It’s quiet. The kind of quiet that reminds me of long summer breaks and lazy mosquitos, of my grandma’s house in the backwoods of East Texas. But I’m not in the woods. I’m right in the middle of the fourth largest city in the country.

Houston is the only city I’ve ever known. Every downtown block is imprinted on the seventeen years of my history, and I know how hard it is to get away from people—or at least their cars. Here, the highways drone like the white noise on a vintage vinyl record player: always there, but you only hear it between songs.

Right now, I don’t hear a thing.

No cars. No people.

Only silence, empty and hot.

I pull my mom’s keys out of the ignition but keep them in my hand, gripping the pointe shoe charm on the keychain as if some of her famous ballerina stoicism will transfer into me.

I need to get out of the car. I don’t know why I’m waiting, casing the joint like a cop on a stakeout. Maybe it’s a shred of hope something normal will happen. Maybe the front door on the house across the street will swing open, a woman in sunglasses will trot down the steps, keys jangling, and get in her car and zoom off.

It doesn’t happen. It’s been five days and I haven’t seen a single person. Nobody’s out there, and sitting here paralyzed will just give my imagination a chance to rear its ugly head.

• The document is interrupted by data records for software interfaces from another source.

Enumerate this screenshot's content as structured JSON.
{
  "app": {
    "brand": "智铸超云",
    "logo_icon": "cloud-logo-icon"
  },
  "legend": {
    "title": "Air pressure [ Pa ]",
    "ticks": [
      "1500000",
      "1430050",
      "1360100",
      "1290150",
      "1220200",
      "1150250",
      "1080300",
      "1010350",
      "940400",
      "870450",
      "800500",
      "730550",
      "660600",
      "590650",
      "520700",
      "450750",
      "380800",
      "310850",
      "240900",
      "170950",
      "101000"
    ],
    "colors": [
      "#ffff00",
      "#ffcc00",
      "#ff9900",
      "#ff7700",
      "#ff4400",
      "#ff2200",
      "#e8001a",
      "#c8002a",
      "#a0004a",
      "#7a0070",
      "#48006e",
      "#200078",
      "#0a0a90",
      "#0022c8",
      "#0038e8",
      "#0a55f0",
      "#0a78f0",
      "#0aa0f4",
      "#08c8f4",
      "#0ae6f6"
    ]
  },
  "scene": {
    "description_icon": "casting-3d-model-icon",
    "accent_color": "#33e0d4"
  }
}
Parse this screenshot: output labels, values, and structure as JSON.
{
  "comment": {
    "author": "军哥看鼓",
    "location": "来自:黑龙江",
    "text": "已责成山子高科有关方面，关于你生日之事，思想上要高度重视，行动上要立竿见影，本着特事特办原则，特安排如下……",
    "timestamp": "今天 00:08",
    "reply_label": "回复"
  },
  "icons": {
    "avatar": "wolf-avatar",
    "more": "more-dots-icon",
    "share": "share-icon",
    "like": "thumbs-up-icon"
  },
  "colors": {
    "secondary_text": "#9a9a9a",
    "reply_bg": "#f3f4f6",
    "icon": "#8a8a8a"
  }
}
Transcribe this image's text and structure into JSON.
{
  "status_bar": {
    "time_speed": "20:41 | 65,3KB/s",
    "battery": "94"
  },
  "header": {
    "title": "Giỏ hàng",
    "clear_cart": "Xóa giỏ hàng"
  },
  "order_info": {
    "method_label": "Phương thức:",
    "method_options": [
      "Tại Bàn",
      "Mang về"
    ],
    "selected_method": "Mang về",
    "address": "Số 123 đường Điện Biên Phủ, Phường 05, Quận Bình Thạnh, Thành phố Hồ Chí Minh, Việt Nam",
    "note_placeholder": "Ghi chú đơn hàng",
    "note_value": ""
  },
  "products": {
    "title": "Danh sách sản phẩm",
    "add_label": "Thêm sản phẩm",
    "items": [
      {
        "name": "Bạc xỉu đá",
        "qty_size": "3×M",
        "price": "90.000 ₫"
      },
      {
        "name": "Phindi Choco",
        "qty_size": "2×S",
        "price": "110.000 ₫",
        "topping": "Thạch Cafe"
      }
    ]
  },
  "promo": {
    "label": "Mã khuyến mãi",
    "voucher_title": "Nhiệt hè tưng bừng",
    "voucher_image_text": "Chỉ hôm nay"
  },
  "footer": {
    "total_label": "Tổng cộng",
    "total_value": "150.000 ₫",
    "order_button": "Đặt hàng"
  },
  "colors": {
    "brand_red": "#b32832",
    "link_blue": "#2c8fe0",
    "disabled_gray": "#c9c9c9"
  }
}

As if on cue, a shadow shifts outside the passenger window, right at the edge of my vision. I whip my head around.

There’s nothing there, except for one gnarled tree branch bending further over the road than the others. The shadow must have been the flutter of its plasticky leaves.

There’s nothing there, Hannah. It’s just your imagination.